If you want to know my opinion, here it goes:
"By & large, Kaccayana, this world lives by duality, that between existence & non-existence. [...] Avoiding these two extremes, the Tathagata teaches the Dhamma via the middle.
What does this mean? When we say something exists, we assume that something is a distinct object that goes through time. We say, in some way it changes but in some ways it stays essentially the same. And then when it falls apart we assume that essence is irretrievably gone. But in reality that's a huge simplification, rather like the mythical geocentric model that people have learned to carry on without questioning. The geocentric model used to posit existence of "celestial sphere" to which the stars are attached, because that's how it looks indeed.
Entities are abstractions, simplifications. Not just sentient beings, but even relatively static objects like chairs are cross-sections of multiple streams, if you trace their lifecycle and the lifecycles of their parts. And when chairs are not used as chairs they are strictly speaking not even chairs, they are just oddly shaped stuff. Things exit in a certain way only in relation to processes they participate in.
So entities are a simplified way to talk about what really is a bunch of dynamic processes and many, many nested contexts. Matter, energy, and information are always in flux, on many levels.

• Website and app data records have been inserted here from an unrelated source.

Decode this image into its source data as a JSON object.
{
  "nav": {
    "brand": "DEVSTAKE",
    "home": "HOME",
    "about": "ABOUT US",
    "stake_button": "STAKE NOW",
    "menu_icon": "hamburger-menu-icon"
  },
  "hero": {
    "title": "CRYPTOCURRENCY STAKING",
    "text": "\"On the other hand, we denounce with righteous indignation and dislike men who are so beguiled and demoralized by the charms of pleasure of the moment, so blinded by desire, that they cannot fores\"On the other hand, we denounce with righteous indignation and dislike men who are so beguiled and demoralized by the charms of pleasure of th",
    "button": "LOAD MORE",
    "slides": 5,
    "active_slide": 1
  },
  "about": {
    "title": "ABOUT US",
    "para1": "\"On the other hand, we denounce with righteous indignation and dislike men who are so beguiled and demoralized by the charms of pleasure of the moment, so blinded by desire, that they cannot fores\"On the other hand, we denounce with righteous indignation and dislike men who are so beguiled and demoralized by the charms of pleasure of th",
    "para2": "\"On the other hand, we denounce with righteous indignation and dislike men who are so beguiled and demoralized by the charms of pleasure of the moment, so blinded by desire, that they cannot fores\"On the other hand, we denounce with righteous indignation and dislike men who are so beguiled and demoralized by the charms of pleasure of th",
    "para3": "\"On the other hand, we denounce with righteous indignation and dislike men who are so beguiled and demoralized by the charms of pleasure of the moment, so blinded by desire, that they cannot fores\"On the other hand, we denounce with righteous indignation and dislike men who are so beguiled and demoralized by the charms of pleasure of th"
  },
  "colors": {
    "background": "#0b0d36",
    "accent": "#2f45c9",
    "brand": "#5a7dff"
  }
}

When we say Andrei, there's this rice and milk, there are these books, these questions, these squirrels and birds, this heat, this job, these people, this country - and tomorrow these will continue in similar combinations. Andrei is not something static and concrete. It has never been something static and concrete. Because it's not something static and concrete, the labels like existing and not existing do not apply. Since labels like that do not apply, birth and death do not apply.
Mind is not "inside". My awareness is not mine. You asked a question - it became my thoughts for a day. Now as you are reading this answer, my thoughts are your thoughts. Then you'll read a tweet, then you will watch a movie, then you will hear some news about Trump. Get it? Our thoughts come from the environment, our memories come from the environment, our feelings come from the environment, our choices come from the environment, our bodies come from the environment. There is nothing you can pinpoint and say "this is an arhat". Or I guess you can of course, but doing that is exactly the framework that leads to suffering. And when you stop pinpointing you see that in fact it has always been rather loose. Then you transcend the framework that operates in terms of "entities", "exists" and "death" and by doing that un-base all passion, aversion, confusion, and suffering associated with that. That's what's called "an arhat".
Because mind is not "inside" (and life in general is not inside) - it will go on "like a rolling stream", just not always going through this particular scull. Hopefully one day, with all the efforts put in making Buddhism mainstream, the bad habit of reifying entities and identifying with them will be outgrown.